Onam delights and an upset!
Text & pics: Hareesh N. Nampoothiri
September 19, 2014
Once again the festival of Onam made the capital city of Thiruvananthapuram bustle with cultural events. Though in a limited way, classical dance forms were also featured in the week long official ‘Onakhosham 2014’organized by the Department of Tourism, Govt. of Kerala. Noted performances were the solo by Paris Laxmi, duet by Neelamana sisters and group performances by Kalakshetra and the troupe led by Shobana.
A disciple of French dancer Dominique Delorme and Dr. Padma Subrahmanyam, Myriam Sophia Laxmi aka Paris Laxmi is trained in both Bharatanatyam and Bharatanrithyam. After opening with a self-choreographed Pushpanjali (Gambheera Nattai / adi) she moved on to the Kharaharapriya varnam "Aadave Arul Purivai...", a composition of Balasubrahmaniam and Madurai Sethuraman, set to dance by Dominique Delorme. The karanas of Bharatanrithyam were put into good use here and the precise execution of them made Laxmi's recital stand out. She was equally at ease handling the sthayi and those sancharis, be it the portrayal of Nandanar in "Varugalamo Ayya..." (Gopalakrishna Bharathi / Manji / misra chapu) or enacting the narratives included in the Meera bhajan "Hari Tum Haro..." (Darbari Kanada / adi). Maybe she could have brought more depth in abhinaya by adding subtlety rather than exaggerating in a few places. She then presented the joyful nayika in Oothukkadu Venkatasubbaiyer's "Kuzhaloothi Manamellam..." (Kamboji / adi) and concluded with a thillana in Sindubhairavi.
Team of artists from Kalakshetra Foundation, Chennai, presented ‘Thraisram’ depicting the triadic existence of life through dance. After setting off with a traditional alarippu, the dance production made use of verses from Ramayana, Purandara Dasa’s "Aadidano Ranga..." and Aandal’s "Patti Meyndhu..." in an attempt to metaphorically represent human life, relationships and discovery of inner self. As expected from a group of meticulously trained dancers, the performers presented the sequences with dexterity. Indu Mohan and Sibi Sudarsan were seen in the lead. Making and breaking different formations while taking the traditional adavus, the dancers made sure that they were in full control and displayed good sense of space. However, ‘Thraisram’ fell short of expectations as it only lasted for less than an hour and other than the neatly executed choreography it had nothing much to offer. The performance came to an end with Kalakshetra's own Natabhairavi thillana.
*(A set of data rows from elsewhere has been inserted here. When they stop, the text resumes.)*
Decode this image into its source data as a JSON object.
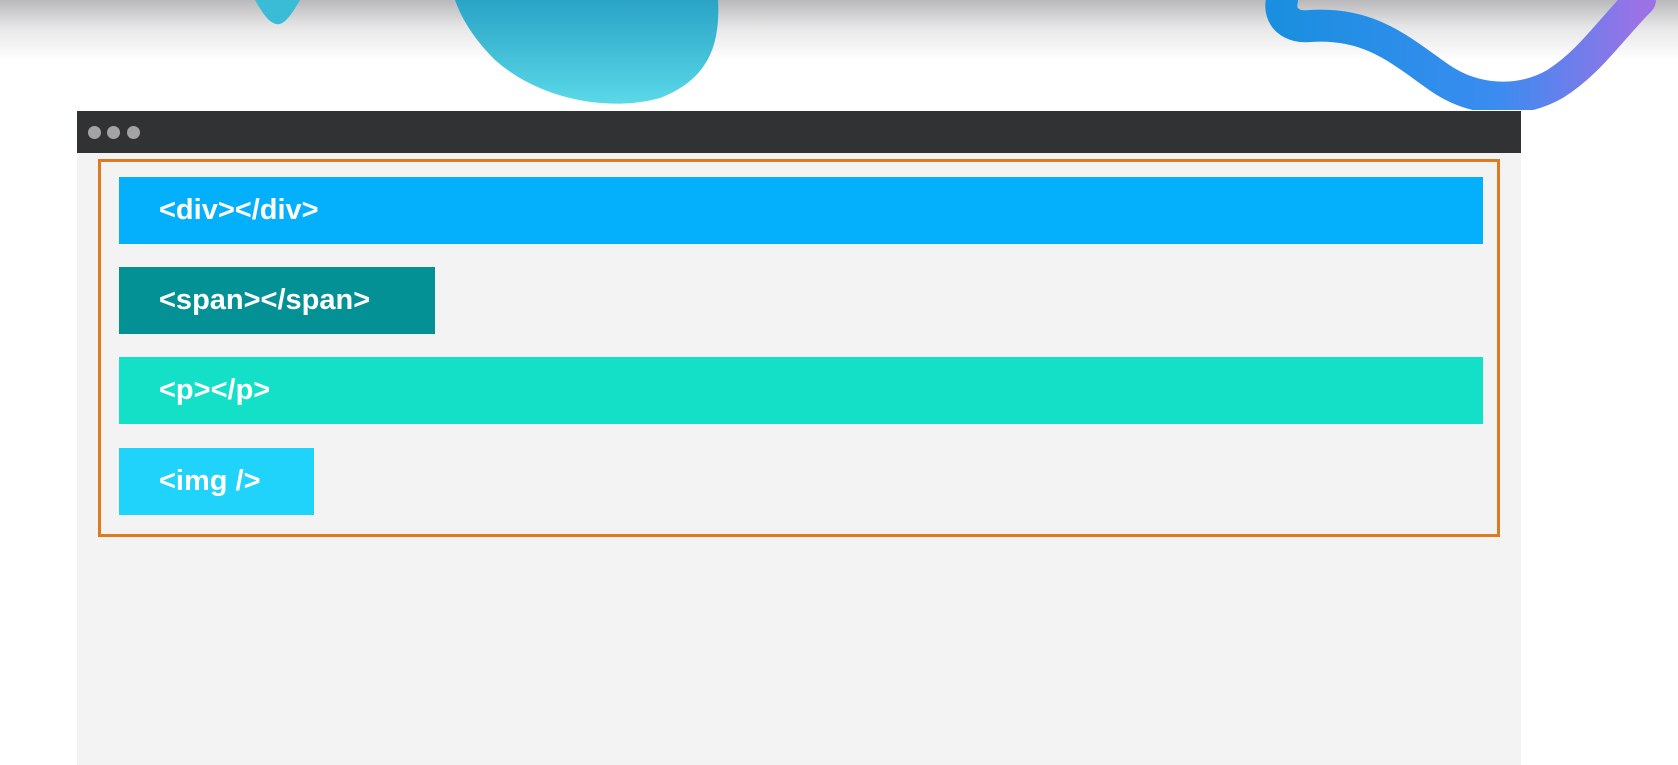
{
  "browser": {
    "window_controls": [
      "dot",
      "dot",
      "dot"
    ]
  },
  "elements": [
    {
      "label": "<div></div>",
      "color": "#04b0fc",
      "kind": "block"
    },
    {
      "label": "<span></span>",
      "color": "#039196",
      "kind": "inline"
    },
    {
      "label": "<p></p>",
      "color": "#14e0c7",
      "kind": "block"
    },
    {
      "label": "<img />",
      "color": "#20d3fb",
      "kind": "inline"
    }
  ],
  "colors": {
    "container_border": "#e07a1f",
    "titlebar": "#313234",
    "content_background": "#f3f3f3"
  }
}
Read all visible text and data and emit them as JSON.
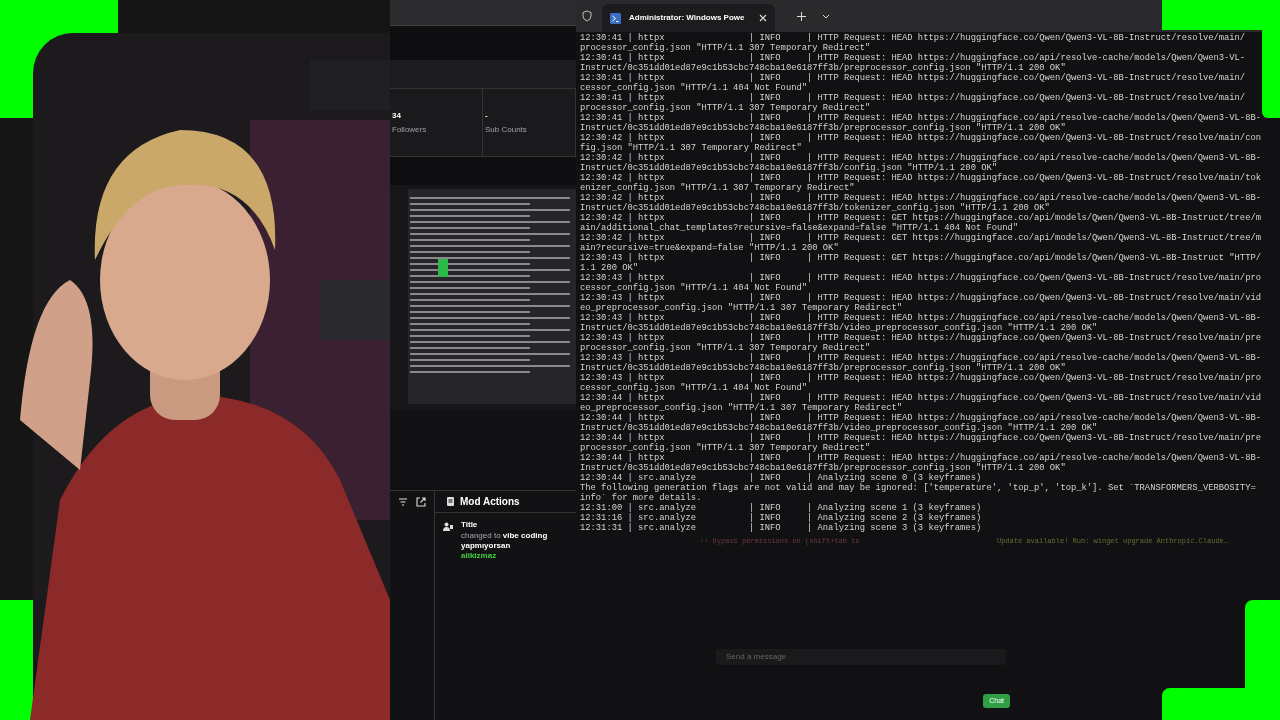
{
  "dashboard": {
    "stats": [
      {
        "value": "34",
        "label": "Followers"
      },
      {
        "value": "-",
        "label": "Sub Counts"
      }
    ],
    "mod_actions": {
      "title": "Mod Actions",
      "entries": [
        {
          "action": "Title",
          "detail": "changed to **vibe coding yapmıyorsan**",
          "user": "alikizmaz"
        }
      ]
    }
  },
  "terminal": {
    "tab": {
      "title": "Administrator: Windows Powe",
      "selected": true
    },
    "lines": [
      "12:30:41 | httpx                | INFO     | HTTP Request: HEAD https://huggingface.co/Qwen/Qwen3-VL-8B-Instruct/resolve/main/",
      "processor_config.json \"HTTP/1.1 307 Temporary Redirect\"",
      "12:30:41 | httpx                | INFO     | HTTP Request: HEAD https://huggingface.co/api/resolve-cache/models/Qwen/Qwen3-VL-",
      "Instruct/0c351dd01ed87e9c1b53cbc748cba10e6187ff3b/preprocessor_config.json \"HTTP/1.1 200 OK\"",
      "12:30:41 | httpx                | INFO     | HTTP Request: HEAD https://huggingface.co/Qwen/Qwen3-VL-8B-Instruct/resolve/main/",
      "cessor_config.json \"HTTP/1.1 404 Not Found\"",
      "12:30:41 | httpx                | INFO     | HTTP Request: HEAD https://huggingface.co/Qwen/Qwen3-VL-8B-Instruct/resolve/main/",
      "processor_config.json \"HTTP/1.1 307 Temporary Redirect\"",
      "12:30:41 | httpx                | INFO     | HTTP Request: HEAD https://huggingface.co/api/resolve-cache/models/Qwen/Qwen3-VL-8B-",
      "Instruct/0c351dd01ed87e9c1b53cbc748cba10e6187ff3b/preprocessor_config.json \"HTTP/1.1 200 OK\"",
      "12:30:42 | httpx                | INFO     | HTTP Request: HEAD https://huggingface.co/Qwen/Qwen3-VL-8B-Instruct/resolve/main/con",
      "fig.json \"HTTP/1.1 307 Temporary Redirect\"",
      "12:30:42 | httpx                | INFO     | HTTP Request: HEAD https://huggingface.co/api/resolve-cache/models/Qwen/Qwen3-VL-8B-",
      "Instruct/0c351dd01ed87e9c1b53cbc748cba10e6187ff3b/config.json \"HTTP/1.1 200 OK\"",
      "12:30:42 | httpx                | INFO     | HTTP Request: HEAD https://huggingface.co/Qwen/Qwen3-VL-8B-Instruct/resolve/main/tok",
      "enizer_config.json \"HTTP/1.1 307 Temporary Redirect\"",
      "12:30:42 | httpx                | INFO     | HTTP Request: HEAD https://huggingface.co/api/resolve-cache/models/Qwen/Qwen3-VL-8B-",
      "Instruct/0c351dd01ed87e9c1b53cbc748cba10e6187ff3b/tokenizer_config.json \"HTTP/1.1 200 OK\"",
      "12:30:42 | httpx                | INFO     | HTTP Request: GET https://huggingface.co/api/models/Qwen/Qwen3-VL-8B-Instruct/tree/m",
      "ain/additional_chat_templates?recursive=false&expand=false \"HTTP/1.1 404 Not Found\"",
      "12:30:42 | httpx                | INFO     | HTTP Request: GET https://huggingface.co/api/models/Qwen/Qwen3-VL-8B-Instruct/tree/m",
      "ain?recursive=true&expand=false \"HTTP/1.1 200 OK\"",
      "12:30:43 | httpx                | INFO     | HTTP Request: GET https://huggingface.co/api/models/Qwen/Qwen3-VL-8B-Instruct \"HTTP/",
      "1.1 200 OK\"",
      "12:30:43 | httpx                | INFO     | HTTP Request: HEAD https://huggingface.co/Qwen/Qwen3-VL-8B-Instruct/resolve/main/pro",
      "cessor_config.json \"HTTP/1.1 404 Not Found\"",
      "12:30:43 | httpx                | INFO     | HTTP Request: HEAD https://huggingface.co/Qwen/Qwen3-VL-8B-Instruct/resolve/main/vid",
      "eo_preprocessor_config.json \"HTTP/1.1 307 Temporary Redirect\"",
      "12:30:43 | httpx                | INFO     | HTTP Request: HEAD https://huggingface.co/api/resolve-cache/models/Qwen/Qwen3-VL-8B-",
      "Instruct/0c351dd01ed87e9c1b53cbc748cba10e6187ff3b/video_preprocessor_config.json \"HTTP/1.1 200 OK\"",
      "12:30:43 | httpx                | INFO     | HTTP Request: HEAD https://huggingface.co/Qwen/Qwen3-VL-8B-Instruct/resolve/main/pre",
      "processor_config.json \"HTTP/1.1 307 Temporary Redirect\"",
      "12:30:43 | httpx                | INFO     | HTTP Request: HEAD https://huggingface.co/api/resolve-cache/models/Qwen/Qwen3-VL-8B-",
      "Instruct/0c351dd01ed87e9c1b53cbc748cba10e6187ff3b/preprocessor_config.json \"HTTP/1.1 200 OK\"",
      "12:30:43 | httpx                | INFO     | HTTP Request: HEAD https://huggingface.co/Qwen/Qwen3-VL-8B-Instruct/resolve/main/pro",
      "cessor_config.json \"HTTP/1.1 404 Not Found\"",
      "12:30:44 | httpx                | INFO     | HTTP Request: HEAD https://huggingface.co/Qwen/Qwen3-VL-8B-Instruct/resolve/main/vid",
      "eo_preprocessor_config.json \"HTTP/1.1 307 Temporary Redirect\"",
      "12:30:44 | httpx                | INFO     | HTTP Request: HEAD https://huggingface.co/api/resolve-cache/models/Qwen/Qwen3-VL-8B-",
      "Instruct/0c351dd01ed87e9c1b53cbc748cba10e6187ff3b/video_preprocessor_config.json \"HTTP/1.1 200 OK\"",
      "12:30:44 | httpx                | INFO     | HTTP Request: HEAD https://huggingface.co/Qwen/Qwen3-VL-8B-Instruct/resolve/main/pre",
      "processor_config.json \"HTTP/1.1 307 Temporary Redirect\"",
      "12:30:44 | httpx                | INFO     | HTTP Request: HEAD https://huggingface.co/api/resolve-cache/models/Qwen/Qwen3-VL-8B-",
      "Instruct/0c351dd01ed87e9c1b53cbc748cba10e6187ff3b/preprocessor_config.json \"HTTP/1.1 200 OK\"",
      "12:30:44 | src.analyze          | INFO     | Analyzing scene 0 (3 keyframes)",
      "The following generation flags are not valid and may be ignored: ['temperature', 'top_p', 'top_k']. Set `TRANSFORMERS_VERBOSITY=",
      "info` for more details.",
      "12:31:00 | src.analyze          | INFO     | Analyzing scene 1 (3 keyframes)",
      "12:31:16 | src.analyze          | INFO     | Analyzing scene 2 (3 keyframes)",
      "12:31:31 | src.analyze          | INFO     | Analyzing scene 3 (3 keyframes)"
    ],
    "status": {
      "left": "›› bypass permissions on (shift+tab to",
      "right": "Update available! Run: winget upgrade Anthropic.Claude…"
    }
  },
  "chat": {
    "placeholder": "Send a message",
    "send_button": "Chat"
  }
}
‘Samadhina’, the dance production by Shobana and team, surely can boast of variety as it had stotrams, ashtapadis, sufi poetry and even western music forming the background score. But their performance here hardly benefited out of this musical richness as their dancing ended up all bland. Colliding at times, often misaligned and forced to adjust afterward – the dancers, including Shobana, were seen shockingly lackadaisical in their approach. Adding to it was Shobana’s awkward facial expressions spoiling the very essence of abhinaya. Meanwhile, the team managed to give some relief as they made some flawless formations like that of Vamana placing his third step on Mahabali’s head, during the presentation of ‘Dasavatara.’
The final day of the festival saw Draupadi Praveen and Padmini Krishnan, referred to as Neelamana Sisters, presenting jugalbandi between Bharatanatyam and Kuchipudi in their ‘Nrutha Samanvayam.’ They opened with 'Nadanapooja' followed by 'Ardhanariswara Stuti' and they explored the dancing possibilities of the two dance forms in combination in these pieces. “Bhogindra Sayinam...” (Swathi Thirunal / Kunthalavarali / jhampa) was presented next, in which they unfolded the myth about the origin of Sree Padmanabhaswamy temple by taking the roles of Krishna and sage Divakara. While Draupadi made use of the expressive nature of Bharatanatyam, Padmini complimented it with her briskly paced Kuchipudi. Unfortunately they ran out of time and had to end their recital with the Amba Stuti in which the duo skillfully illustrated various manifestations of Devi.
The solo of Paris Laxmi was staged at the Koothambalam of Vyloppilly Samskrithi Bhavan and the other three were staged at Nishagandhi open-air auditorium.
Hareesh N Nampoothiri is a visual design consultant by profession, an art lover by obsession and a photographer who specializes in dance photography. He is the founder of NEWNMEDIA, a firm providing digital design solutions; an author of two books; and the director of 'Thouryathrikam', a documentary feature on Kathakali. He also writes regularly on classical dance performances and films for various web / print media.